The research is based on empirical analysis of the effect of ISO 14001 certification on firms’ environmental performance using a sample of over 3,000 facilities regulated as “major sources” under the U.S. Clean Air Act, the vast majority of which weren’t certified (96%). The research poses the key question ‘Can a “weak sword” program that provides only for third-party audits create incentives for participating firms to improve their environmental performance’?
One concern of the “weak swords” is that without disclosure of audit specifics (just successful certification), this can lead to ‘shirking’ – organisations not taking their responsibilities other than for the sake of successful certification. However, the ‘analysis suggests that even a relatively “weak sword” program such as ISO 14001, whose enforcement mechanism is based on third-party audits without public disclosure of audit information, can mitigate shirking in voluntary programs. The analysis further suggests that ‘ISO 14001-certified facilities have better environmental performance, they reduced their pollution emissions faster compared to non-participants’.
Two theories are put forward for ISO 14001 certification improving facilities’ environmental performance:
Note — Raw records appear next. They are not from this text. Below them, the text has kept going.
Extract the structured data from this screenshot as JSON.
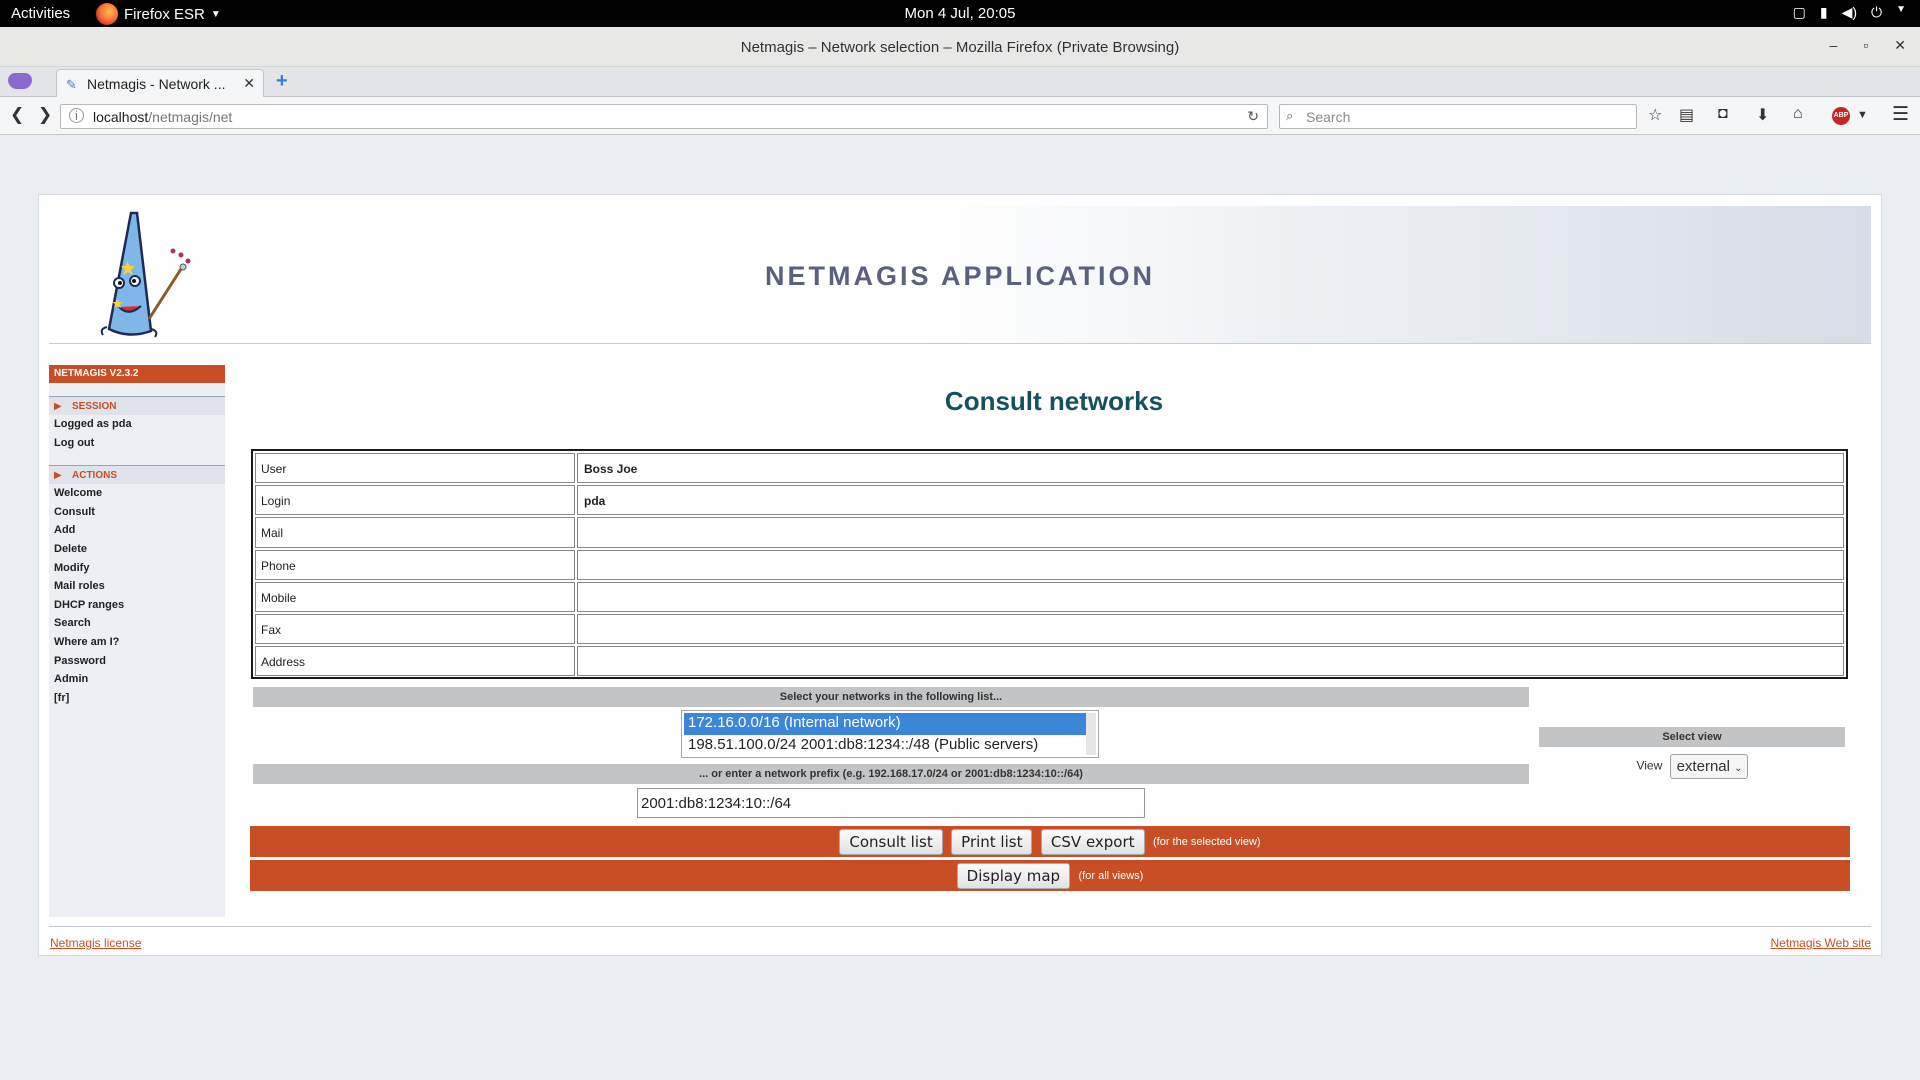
{
  "desktop": {
    "activities": "Activities",
    "app_menu": "Firefox ESR",
    "clock": "Mon  4 Jul, 20:05"
  },
  "window": {
    "title": "Netmagis – Network selection – Mozilla Firefox (Private Browsing)"
  },
  "browser": {
    "tab_title": "Netmagis - Network ...",
    "url_host": "localhost",
    "url_path": "/netmagis/net",
    "search_placeholder": "Search",
    "abp_badge": "ABP"
  },
  "header": {
    "app_title": "NETMAGIS APPLICATION"
  },
  "sidebar": {
    "version": "NETMAGIS V2.3.2",
    "session_title": "SESSION",
    "session_items": [
      "Logged as pda",
      "Log out"
    ],
    "actions_title": "ACTIONS",
    "action_items": [
      "Welcome",
      "Consult",
      "Add",
      "Delete",
      "Modify",
      "Mail roles",
      "DHCP ranges",
      "Search",
      "Where am I?",
      "Password",
      "Admin",
      "[fr]"
    ]
  },
  "main": {
    "title": "Consult networks",
    "user_info": [
      {
        "label": "User",
        "value": "Boss Joe"
      },
      {
        "label": "Login",
        "value": "pda"
      },
      {
        "label": "Mail",
        "value": ""
      },
      {
        "label": "Phone",
        "value": ""
      },
      {
        "label": "Mobile",
        "value": ""
      },
      {
        "label": "Fax",
        "value": ""
      },
      {
        "label": "Address",
        "value": ""
      }
    ],
    "select_networks_label": "Select your networks in the following list...",
    "networks": [
      {
        "label": "172.16.0.0/16 (Internal network)",
        "selected": true
      },
      {
        "label": "198.51.100.0/24 2001:db8:1234::/48 (Public servers)",
        "selected": false
      }
    ],
    "prefix_label": "... or enter a network prefix (e.g. 192.168.17.0/24 or 2001:db8:1234:10::/64)",
    "prefix_value": "2001:db8:1234:10::/64",
    "view": {
      "title": "Select view",
      "label": "View",
      "selected": "external"
    },
    "actions": {
      "consult_list": "Consult list",
      "print_list": "Print list",
      "csv_export": "CSV export",
      "selected_view_note": "(for the selected view)",
      "display_map": "Display map",
      "all_views_note": "(for all views)"
    }
  },
  "footer": {
    "license_link": "Netmagis license",
    "website_link": "Netmagis Web site"
  },
  "colors": {
    "accent": "#c94e25",
    "title": "#16505e",
    "selection": "#3b86d8"
  }
}
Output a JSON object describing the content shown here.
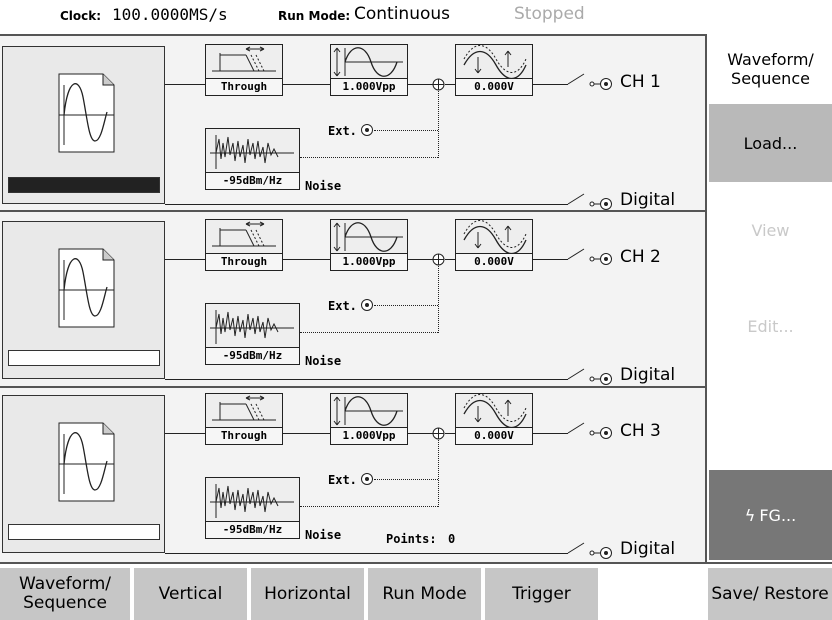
{
  "status": {
    "clock_label": "Clock:",
    "clock_value": "100.0000MS/s",
    "runmode_label": "Run Mode:",
    "runmode_value": "Continuous",
    "state": "Stopped"
  },
  "channels": [
    {
      "filter": "Through",
      "amplitude": "1.000Vpp",
      "offset": "0.000V",
      "noise": "-95dBm/Hz",
      "noise_label": "Noise",
      "ext_label": "Ext.",
      "output": "CH 1",
      "digital": "Digital"
    },
    {
      "filter": "Through",
      "amplitude": "1.000Vpp",
      "offset": "0.000V",
      "noise": "-95dBm/Hz",
      "noise_label": "Noise",
      "ext_label": "Ext.",
      "output": "CH 2",
      "digital": "Digital"
    },
    {
      "filter": "Through",
      "amplitude": "1.000Vpp",
      "offset": "0.000V",
      "noise": "-95dBm/Hz",
      "noise_label": "Noise",
      "ext_label": "Ext.",
      "output": "CH 3",
      "digital": "Digital"
    }
  ],
  "points_label": "Points:",
  "points_value": "0",
  "side_menu": {
    "title": "Waveform/ Sequence",
    "load": "Load...",
    "view": "View",
    "edit": "Edit...",
    "fg": "FG..."
  },
  "bottom_menu": {
    "waveform_sequence": "Waveform/ Sequence",
    "vertical": "Vertical",
    "horizontal": "Horizontal",
    "run_mode": "Run Mode",
    "trigger": "Trigger",
    "save_restore": "Save/ Restore"
  },
  "colors": {
    "menu_gray": "#c6c6c6",
    "load_gray": "#b9b9b9",
    "fg_dark": "#777777",
    "disabled_text": "#c9c9c9"
  }
}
1. Certification provides a real focus on bettering a plant’s environmental performance, enabling the identification and reaction to issues and opportunities;
2. The re-certification process ensures commitments are adhered to continuously.
The results lead to the conclusion ‘that compared to noncertified facilities, ISO 14001-certified facilities experienced significantly larger reductions in pollution emissions’.
By comparing with a non-certification scheme (the Responsible Care program), the researchers were able to conclude that one of the key reasons for the success of the ‘weak sword’ of ISO 14001 was third party certification: ‘While Responsible Care—a covenant without swords—did not improve participants’ environmental performance (King, Lenox, 2000), our study finds that ISO 14001, a covenant with a weak sword, improved participants’ environmental performance. The discriminating variable in the design of the two programs is third-party audits’.
Iowa State University (Potoski), University of Washington (Prakash)